Countdown and Foodstuffs have been approached to comment on the contents of the Cabinet document.
It is widely believed that the government would risk being sued by the supermarket groups if it ordered either type of shutdown, which would seem unprecedented at least in New Zealand.
Telecom split into what is now Spark, and Chorus, in 2011 after a series of regulatory interventions, but ultimately did so voluntarily, rather than as a result of government legislation.
The Cabinet paper warned that there would be ‘a heavy burden of proof to meet before decisions on retail divestment could be taken’ in the supermarket industry, noting that the commission no did not perform its own cost-benefit analysis on the option when it did its industry market research.
Potential “risks and issues” should be considered and potential impacts on chain operations, economies of scale, property rights and the sourcing model understood, he said.
The Cabinet paper said a wholesale support scheme being drawn up to try to improve competition in the meantime could include a ‘compulsory supply’ obligation for Countdown and Foodstuffs to sell products groceries at the wholesale level under regulated conditions.
But it showed that major decisions had yet to be made on how it would work, ahead of the introduction of a grocery industry competition bill in October.
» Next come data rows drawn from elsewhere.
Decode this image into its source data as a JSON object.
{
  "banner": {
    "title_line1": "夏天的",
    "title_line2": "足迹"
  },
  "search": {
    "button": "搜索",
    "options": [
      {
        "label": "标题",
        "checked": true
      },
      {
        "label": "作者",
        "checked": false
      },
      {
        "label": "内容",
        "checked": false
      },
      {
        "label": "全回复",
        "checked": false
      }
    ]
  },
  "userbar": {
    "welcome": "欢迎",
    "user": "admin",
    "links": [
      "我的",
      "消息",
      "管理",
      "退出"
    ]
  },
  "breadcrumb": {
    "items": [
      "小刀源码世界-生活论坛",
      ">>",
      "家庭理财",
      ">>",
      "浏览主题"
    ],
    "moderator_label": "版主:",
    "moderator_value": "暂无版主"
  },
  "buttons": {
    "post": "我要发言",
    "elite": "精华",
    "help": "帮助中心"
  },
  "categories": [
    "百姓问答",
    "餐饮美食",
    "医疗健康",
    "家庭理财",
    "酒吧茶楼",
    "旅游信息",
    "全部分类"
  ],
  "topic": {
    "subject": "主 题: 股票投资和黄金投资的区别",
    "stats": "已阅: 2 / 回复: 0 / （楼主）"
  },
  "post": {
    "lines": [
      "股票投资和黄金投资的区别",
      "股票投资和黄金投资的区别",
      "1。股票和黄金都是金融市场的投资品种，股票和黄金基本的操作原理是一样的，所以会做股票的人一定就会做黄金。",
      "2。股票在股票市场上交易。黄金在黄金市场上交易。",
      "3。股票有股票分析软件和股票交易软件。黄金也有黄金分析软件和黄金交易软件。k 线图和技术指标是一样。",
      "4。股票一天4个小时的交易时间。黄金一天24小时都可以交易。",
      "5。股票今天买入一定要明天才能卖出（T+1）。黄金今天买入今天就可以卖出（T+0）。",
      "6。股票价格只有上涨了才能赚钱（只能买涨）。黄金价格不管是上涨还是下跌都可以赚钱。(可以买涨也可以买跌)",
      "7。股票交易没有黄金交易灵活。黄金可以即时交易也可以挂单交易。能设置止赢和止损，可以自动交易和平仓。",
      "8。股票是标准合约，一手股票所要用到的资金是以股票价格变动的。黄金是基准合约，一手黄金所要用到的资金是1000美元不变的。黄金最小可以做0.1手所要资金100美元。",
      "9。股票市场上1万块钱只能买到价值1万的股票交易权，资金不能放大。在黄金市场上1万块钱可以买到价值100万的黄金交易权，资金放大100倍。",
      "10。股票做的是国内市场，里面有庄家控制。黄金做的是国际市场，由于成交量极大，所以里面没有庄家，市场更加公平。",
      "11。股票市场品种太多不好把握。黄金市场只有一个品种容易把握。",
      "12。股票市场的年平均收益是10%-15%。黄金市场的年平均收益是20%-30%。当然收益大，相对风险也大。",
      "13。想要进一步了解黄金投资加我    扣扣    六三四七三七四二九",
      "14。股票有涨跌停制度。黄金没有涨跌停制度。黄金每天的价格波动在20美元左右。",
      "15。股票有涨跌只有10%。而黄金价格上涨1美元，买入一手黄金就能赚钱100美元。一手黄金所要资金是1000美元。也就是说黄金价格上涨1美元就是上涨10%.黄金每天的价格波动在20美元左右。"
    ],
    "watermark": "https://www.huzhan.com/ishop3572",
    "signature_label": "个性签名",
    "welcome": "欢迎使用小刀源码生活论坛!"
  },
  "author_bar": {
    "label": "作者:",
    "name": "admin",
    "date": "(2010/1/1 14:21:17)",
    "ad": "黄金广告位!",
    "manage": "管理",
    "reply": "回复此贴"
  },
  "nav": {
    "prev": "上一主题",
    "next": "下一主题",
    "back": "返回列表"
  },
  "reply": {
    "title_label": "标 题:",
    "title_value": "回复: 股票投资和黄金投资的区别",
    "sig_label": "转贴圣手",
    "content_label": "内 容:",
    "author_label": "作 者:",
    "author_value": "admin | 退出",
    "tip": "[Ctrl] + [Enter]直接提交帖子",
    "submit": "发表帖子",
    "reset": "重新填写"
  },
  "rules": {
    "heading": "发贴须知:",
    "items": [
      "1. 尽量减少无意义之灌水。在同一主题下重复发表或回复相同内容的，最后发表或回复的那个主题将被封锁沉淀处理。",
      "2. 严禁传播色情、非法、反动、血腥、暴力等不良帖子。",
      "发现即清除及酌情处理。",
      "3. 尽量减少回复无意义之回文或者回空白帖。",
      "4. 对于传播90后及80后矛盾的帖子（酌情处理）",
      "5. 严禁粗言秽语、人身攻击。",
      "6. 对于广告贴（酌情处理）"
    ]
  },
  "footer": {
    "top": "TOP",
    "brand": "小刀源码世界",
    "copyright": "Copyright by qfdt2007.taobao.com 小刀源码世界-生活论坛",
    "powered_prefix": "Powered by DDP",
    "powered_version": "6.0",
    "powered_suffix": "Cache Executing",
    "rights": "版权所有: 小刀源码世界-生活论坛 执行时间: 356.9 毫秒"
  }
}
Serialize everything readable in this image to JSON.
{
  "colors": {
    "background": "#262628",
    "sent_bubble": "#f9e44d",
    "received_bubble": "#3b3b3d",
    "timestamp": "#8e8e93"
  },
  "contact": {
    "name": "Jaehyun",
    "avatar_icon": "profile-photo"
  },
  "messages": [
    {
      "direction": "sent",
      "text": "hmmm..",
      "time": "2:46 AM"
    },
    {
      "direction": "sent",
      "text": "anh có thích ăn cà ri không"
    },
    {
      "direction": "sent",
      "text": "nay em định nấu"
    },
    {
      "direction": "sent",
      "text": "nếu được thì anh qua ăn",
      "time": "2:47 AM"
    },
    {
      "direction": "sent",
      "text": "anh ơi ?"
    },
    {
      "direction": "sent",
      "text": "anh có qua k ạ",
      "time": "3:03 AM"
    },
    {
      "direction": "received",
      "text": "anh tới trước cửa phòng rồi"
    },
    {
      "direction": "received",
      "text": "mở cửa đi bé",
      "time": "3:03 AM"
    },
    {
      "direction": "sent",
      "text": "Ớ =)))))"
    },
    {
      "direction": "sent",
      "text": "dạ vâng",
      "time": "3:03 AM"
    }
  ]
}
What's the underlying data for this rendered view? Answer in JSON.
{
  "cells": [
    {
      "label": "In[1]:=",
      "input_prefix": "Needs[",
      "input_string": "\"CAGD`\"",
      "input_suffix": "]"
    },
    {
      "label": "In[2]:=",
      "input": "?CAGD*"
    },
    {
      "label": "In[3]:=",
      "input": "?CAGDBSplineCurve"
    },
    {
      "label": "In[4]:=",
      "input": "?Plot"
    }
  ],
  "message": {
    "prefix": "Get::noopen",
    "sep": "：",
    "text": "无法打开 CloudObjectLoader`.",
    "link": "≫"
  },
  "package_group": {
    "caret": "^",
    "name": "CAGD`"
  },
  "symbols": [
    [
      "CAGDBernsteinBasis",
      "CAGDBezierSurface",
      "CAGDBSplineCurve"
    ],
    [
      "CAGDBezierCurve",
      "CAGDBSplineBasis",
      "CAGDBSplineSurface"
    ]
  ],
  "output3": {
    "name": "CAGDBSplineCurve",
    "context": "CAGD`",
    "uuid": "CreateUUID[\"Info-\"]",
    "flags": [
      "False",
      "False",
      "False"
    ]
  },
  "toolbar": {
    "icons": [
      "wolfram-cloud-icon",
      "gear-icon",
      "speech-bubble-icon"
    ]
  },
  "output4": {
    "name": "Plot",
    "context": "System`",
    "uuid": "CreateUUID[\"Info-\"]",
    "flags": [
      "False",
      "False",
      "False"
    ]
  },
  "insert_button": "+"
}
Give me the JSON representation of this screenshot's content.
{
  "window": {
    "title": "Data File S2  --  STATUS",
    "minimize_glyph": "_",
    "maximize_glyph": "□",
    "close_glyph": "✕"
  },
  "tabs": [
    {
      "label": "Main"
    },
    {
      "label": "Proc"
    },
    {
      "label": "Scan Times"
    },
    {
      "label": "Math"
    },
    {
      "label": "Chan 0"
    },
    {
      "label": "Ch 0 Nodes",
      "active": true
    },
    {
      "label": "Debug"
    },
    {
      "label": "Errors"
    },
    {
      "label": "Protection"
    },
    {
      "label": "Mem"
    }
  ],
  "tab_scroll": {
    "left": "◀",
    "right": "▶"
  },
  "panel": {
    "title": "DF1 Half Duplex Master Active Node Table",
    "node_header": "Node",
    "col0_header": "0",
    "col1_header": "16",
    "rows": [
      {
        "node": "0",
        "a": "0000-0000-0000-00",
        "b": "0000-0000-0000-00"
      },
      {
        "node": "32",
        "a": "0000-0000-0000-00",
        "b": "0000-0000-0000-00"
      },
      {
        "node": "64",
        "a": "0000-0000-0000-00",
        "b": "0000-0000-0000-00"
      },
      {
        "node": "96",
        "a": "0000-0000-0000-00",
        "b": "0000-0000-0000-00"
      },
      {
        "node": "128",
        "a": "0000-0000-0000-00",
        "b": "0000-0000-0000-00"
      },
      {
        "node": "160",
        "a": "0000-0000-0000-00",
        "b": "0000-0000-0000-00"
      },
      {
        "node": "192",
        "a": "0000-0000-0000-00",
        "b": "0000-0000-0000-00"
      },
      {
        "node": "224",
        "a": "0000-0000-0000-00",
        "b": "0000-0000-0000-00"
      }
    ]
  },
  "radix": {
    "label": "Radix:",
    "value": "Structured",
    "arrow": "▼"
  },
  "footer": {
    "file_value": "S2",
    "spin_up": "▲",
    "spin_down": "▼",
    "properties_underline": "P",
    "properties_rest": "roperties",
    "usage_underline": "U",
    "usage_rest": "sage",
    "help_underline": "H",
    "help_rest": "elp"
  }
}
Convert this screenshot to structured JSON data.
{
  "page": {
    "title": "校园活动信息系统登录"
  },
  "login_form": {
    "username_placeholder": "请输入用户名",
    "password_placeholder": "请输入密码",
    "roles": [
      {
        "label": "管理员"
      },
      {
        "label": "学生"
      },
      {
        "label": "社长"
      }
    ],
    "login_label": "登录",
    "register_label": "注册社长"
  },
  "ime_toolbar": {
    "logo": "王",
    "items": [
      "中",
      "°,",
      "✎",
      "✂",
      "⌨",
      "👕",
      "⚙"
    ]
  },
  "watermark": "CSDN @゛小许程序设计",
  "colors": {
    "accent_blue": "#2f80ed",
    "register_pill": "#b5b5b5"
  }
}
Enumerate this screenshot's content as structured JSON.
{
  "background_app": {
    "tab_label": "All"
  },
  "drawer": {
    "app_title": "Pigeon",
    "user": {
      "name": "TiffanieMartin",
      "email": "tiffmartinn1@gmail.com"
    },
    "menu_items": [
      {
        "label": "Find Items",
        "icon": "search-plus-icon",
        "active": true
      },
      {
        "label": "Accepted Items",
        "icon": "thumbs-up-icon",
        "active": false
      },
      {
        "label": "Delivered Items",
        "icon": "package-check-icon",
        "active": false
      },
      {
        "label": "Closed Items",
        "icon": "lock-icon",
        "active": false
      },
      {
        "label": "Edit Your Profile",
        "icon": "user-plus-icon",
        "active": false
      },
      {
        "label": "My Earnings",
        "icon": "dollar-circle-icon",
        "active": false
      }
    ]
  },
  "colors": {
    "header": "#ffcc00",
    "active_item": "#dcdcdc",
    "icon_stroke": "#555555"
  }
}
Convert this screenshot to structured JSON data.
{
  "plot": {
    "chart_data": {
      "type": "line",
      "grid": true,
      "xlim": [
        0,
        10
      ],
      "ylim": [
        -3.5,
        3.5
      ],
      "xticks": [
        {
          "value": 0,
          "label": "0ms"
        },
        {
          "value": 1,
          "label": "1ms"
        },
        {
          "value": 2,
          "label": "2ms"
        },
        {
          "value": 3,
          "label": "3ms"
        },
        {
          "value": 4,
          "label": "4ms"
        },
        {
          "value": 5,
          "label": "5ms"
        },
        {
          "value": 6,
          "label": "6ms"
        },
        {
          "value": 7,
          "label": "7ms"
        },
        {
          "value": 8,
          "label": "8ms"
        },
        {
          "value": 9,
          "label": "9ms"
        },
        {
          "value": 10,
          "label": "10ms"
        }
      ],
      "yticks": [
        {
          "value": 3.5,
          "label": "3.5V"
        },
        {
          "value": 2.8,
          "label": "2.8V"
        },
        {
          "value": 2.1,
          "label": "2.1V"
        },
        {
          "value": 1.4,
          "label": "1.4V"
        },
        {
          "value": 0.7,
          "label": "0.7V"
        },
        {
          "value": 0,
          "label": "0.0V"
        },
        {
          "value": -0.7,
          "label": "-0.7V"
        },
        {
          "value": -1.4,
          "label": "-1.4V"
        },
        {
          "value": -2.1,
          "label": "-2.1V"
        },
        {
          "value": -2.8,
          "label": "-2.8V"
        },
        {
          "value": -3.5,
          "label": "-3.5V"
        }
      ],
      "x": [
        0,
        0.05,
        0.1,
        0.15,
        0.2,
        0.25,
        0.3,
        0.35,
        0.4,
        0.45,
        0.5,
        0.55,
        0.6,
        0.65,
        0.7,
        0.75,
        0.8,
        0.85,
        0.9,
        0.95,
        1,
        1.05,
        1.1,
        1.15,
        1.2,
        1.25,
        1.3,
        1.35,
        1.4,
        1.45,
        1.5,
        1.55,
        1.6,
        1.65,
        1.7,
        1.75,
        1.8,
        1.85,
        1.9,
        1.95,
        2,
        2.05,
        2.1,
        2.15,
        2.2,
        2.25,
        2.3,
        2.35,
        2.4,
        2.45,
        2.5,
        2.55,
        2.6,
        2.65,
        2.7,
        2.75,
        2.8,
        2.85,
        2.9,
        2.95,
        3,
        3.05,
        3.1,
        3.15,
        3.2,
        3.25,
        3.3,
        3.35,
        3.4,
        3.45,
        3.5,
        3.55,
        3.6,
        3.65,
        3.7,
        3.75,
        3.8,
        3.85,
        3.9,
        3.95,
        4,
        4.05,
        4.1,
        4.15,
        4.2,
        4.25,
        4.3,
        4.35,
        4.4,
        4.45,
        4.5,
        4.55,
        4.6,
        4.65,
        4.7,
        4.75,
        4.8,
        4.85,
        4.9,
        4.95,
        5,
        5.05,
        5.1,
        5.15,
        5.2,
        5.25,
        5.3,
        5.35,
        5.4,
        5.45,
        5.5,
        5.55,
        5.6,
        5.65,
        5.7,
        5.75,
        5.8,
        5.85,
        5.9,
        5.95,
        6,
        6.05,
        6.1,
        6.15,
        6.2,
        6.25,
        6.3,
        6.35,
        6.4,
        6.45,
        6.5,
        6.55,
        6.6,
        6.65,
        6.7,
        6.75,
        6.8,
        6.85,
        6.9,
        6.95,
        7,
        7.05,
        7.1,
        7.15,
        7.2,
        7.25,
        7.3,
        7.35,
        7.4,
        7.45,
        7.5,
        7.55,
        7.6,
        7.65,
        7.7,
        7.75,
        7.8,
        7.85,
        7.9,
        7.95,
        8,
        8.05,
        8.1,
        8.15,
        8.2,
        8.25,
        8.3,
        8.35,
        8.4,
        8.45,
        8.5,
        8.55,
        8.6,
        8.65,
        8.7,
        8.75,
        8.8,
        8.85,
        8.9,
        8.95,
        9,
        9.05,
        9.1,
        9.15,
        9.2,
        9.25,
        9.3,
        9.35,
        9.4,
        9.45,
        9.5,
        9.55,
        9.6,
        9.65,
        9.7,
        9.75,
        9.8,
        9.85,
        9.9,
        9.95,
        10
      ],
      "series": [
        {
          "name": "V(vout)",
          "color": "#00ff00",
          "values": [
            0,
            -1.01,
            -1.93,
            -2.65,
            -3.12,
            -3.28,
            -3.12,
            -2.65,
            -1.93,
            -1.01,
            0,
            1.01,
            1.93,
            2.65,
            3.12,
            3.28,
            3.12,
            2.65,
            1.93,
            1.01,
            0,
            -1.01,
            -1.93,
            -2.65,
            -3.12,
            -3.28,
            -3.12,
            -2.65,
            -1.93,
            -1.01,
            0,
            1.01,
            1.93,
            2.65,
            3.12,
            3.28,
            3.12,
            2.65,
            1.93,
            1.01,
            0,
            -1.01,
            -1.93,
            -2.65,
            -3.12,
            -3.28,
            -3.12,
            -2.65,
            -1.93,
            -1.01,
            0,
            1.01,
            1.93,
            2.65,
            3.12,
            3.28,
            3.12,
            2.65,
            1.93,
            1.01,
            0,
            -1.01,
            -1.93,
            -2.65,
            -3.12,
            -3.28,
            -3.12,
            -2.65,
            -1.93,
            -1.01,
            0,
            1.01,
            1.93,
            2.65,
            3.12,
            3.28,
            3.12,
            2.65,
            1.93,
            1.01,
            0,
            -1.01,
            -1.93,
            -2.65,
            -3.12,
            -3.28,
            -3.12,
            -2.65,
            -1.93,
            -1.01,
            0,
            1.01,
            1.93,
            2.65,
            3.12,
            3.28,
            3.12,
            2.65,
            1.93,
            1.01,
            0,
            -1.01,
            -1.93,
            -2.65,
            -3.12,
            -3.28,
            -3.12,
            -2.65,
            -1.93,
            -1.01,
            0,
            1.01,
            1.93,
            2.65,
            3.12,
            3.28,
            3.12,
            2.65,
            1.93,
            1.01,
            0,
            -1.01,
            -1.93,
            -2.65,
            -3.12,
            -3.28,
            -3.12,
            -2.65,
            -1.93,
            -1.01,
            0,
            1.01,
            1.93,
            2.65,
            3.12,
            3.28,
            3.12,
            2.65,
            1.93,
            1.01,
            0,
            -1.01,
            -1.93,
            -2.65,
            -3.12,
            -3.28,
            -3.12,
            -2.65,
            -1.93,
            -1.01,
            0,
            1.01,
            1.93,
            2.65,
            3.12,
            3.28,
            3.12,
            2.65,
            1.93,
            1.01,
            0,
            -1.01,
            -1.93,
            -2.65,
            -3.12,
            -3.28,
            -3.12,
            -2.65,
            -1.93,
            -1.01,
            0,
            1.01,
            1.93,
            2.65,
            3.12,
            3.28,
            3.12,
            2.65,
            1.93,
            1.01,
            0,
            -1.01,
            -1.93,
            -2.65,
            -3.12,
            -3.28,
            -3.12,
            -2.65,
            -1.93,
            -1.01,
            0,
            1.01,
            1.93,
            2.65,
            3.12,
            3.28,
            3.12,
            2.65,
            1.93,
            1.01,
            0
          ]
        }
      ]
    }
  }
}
These included whether the scheme would be based on requiring Countdown and Foodstuffs to supply rivals on terms equivalent to their own retail stores without discrimination, or on a ‘regulated supply cost basis’. .
The latter regime would seem likely to force supermarket groups to supply groceries to their competitors at the price at which they bought them, plus an allowable margin.
The wholesale backstop would be triggered if supermarket groups are found to have failed to adhere to a “quasi-regulatory regime” to review competitors’ good faith supply requests and supply them on standardized terms with a system of dispute resolution in place.
But the Cabinet document made clear that officials were still working out the criteria by which the wholesale backstop could be triggered.
He said Countdown and Foodstuffs could face the possibility of hefty fines if they fail to comply with the eventual scheme, or through a new mandatory industry code of conduct that will outline how they must treat suppliers and consumers.
Penalties for violations could include fines proportional to their turnover as well as “injunctions, recognizances and damages”.
The authority that will enforce the code of conduct will have investigative powers and provide protections for “whistleblowers and complainants”, he said.